**What is needed**
Copy each line below in which the string "search" appears.

**Page and application data records**
↓↓↓

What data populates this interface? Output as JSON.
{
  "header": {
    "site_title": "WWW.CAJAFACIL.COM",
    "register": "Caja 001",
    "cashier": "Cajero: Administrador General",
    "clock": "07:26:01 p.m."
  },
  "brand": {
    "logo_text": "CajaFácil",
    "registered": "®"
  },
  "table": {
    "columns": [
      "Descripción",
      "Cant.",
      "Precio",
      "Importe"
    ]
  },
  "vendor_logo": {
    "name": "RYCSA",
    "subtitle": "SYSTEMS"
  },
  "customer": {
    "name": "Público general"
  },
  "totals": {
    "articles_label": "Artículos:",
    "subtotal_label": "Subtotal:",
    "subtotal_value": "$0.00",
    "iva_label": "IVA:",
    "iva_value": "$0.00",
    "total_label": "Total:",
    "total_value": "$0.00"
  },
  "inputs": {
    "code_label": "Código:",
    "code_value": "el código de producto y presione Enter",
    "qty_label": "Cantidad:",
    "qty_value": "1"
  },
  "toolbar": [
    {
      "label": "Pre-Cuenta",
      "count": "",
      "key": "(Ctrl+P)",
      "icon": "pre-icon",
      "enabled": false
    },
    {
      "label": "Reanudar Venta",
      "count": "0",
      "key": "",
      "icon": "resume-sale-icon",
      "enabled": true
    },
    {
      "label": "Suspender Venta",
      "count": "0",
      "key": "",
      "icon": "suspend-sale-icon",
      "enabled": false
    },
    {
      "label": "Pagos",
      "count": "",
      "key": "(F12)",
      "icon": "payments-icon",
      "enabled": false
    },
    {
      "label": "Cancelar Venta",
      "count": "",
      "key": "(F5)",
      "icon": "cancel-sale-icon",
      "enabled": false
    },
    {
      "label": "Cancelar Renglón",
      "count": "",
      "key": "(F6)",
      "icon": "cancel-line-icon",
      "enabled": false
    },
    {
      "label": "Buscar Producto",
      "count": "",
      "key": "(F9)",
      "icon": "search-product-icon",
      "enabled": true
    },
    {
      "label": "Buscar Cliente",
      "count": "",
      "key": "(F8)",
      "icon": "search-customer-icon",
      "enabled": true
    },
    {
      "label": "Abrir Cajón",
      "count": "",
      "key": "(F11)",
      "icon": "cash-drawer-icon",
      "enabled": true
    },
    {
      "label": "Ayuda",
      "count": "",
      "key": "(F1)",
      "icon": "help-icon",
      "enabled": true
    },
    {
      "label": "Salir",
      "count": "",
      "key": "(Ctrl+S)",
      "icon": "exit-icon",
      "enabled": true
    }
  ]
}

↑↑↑

**Problem solution**
      "icon": "search-product-icon",
      "icon": "search-customer-icon",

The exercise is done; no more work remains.